Travel and sewing are both passions of mine so when I’m able to combine the two loves, I take advantage of every opportunity. Today I’m returning from two weeks in Tokyo. Who could miss the many Japanese women who travel halfway around the world to attend the many quilt shows we have in the U.S.? I was quite sure I’d find many fiber arts related in this quilter’s paradise to occupy my time. There’s nothing like a trip to inspire my next BERNINA creation!
I began by attending the giant Tokyo Gift Show. We spent the day looking at the many items available to merchants. I especially loved the “Anime-Comic and Character” and the “Modern Japanese Style” sections of the show.

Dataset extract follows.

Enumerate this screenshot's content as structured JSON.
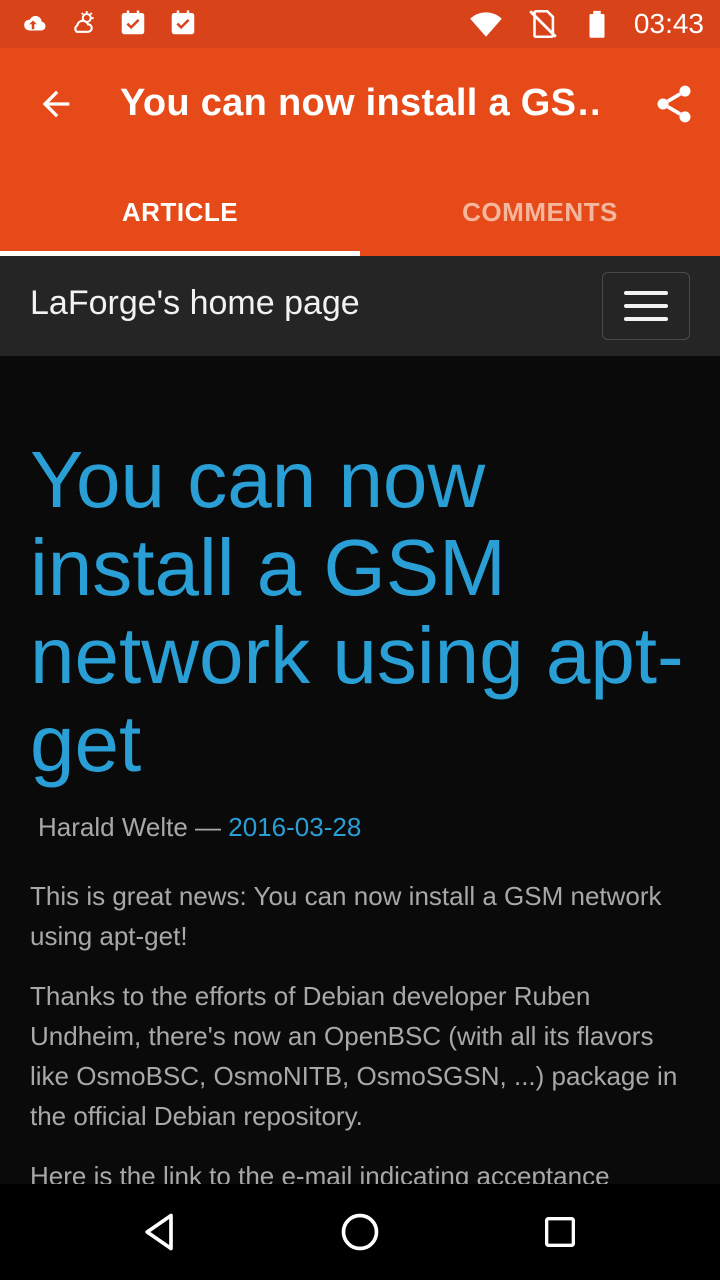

What girl doesn’t like to shop? The enormous shopping malls in Tokyo are beyond anything I’ve ever seen. Imagine 10-12 story department stores, filled with mini-boutiques within. I discovered that frequently the top stories are devoted to books, fabric, and arts and crafts supplies, so I began my shopping at the top and worked my way down. There were beautifully crafted items for sale at mini-boutiques throughout the store. It was heavenly to find so many unusual items to look at!
I have always loved fashion and I was especially charmed by the contrast in styles. Businessmen were immaculately groomed with suits, ties and often very stylish (though uncomfortable looking) pointy dress shoes. Women were attired in so many different styles. From the beautiful silk kimonos (yes, they’re still worn today), to high fashion, high end designer wear, it was such a contrast in fashion looks. Very trendy teenagers sometimes dressed in a funky, street style consisting of petticoats, short dresses, thick eyelashes, pouty lips, and bangs which made for a wide-eyed look that reminded me of the cartoonish Manga characters. There were school age children in adorable uniforms complete with pleated skirts, knee socks and sweaters for the girls to knee socks, shorts and tailored jackets and cute hats for the little boys. Each school had their own smart-looking uniforms for their students’ attire. It was fun to just sit and observe. It’s a great place to “people-watch”!
I went to some absolutely inspiring museums in Tokyo. The 21 21 Design Sight, an experimental design museum in Roppongi, was created by one of my favorite designers, Issey Miyake. There were displays showing how his designs are created along with crazy, artsy exhibits of his works I’d never seen. The building was built by the Japanese architect Tadao Ando and was worth seeing in its own right.
The Amuse Museum, a textile arts museum in Asakusa, featured beautiful antique kimonos and exhibits of real-life garments with traditional Japanese aesthetics. And along the way we bumped into other inspiring exhibitions. When we visited the Tokyo Metropolitan Art Museum in Ueno to see a view of over 150 bonsai masterpieces, we came upon an incredible gallery exhibit of whimsical children’s art with enormous potential for inspiring future fabric creations.
And no vacation would be complete without fabric shopping. Nippori Fabric Town was a several-block area filled with multi-level fabric stores. You could find kimono fabrics, beautiful silks, furs, leathers, incredible ribbon and beaded trims. A true feast for the eyes.
Hands down my all-time favorite fabric store in Tokyo was Nuno, in the AXIS Design Centre in Roppongi. Nuno creates a unique line of fabrics combining traditional ideas with the latest technology, resulting in fabrics that are truly revolutionary. Prices are steep, but these fabrics are extraordinary.
I purchased three amazing pieces. One is a black lattice-like stretchy fabric, layered over a pleated linen-like fabric. Another is a stunning, artsy reversible with black circles embossed on a black background on one side and striped circles on the other. The third piece is a white ribbon-like woven piece. They’re impossible to describe to do them justice…partially because I’ve never seen fabrics like these before!
Today is my first day home. My treasures are laid out to look at and appreciate. My head is filled with new ideas and inspiration and my trusty BERNINA sewing machine is beckoning me. I can hardly wait to sit down and begin sewing!
Diane Gloystein is a BERNINA Ambassador and a National Educator representing Sulky of America, and recently co-authored the book Embellish Your Life with Sulky with Joyce Drexler. She can’t imagine life without her BERNINA 830, which makes all creative ideas possible! Visit her at Design on a Whim.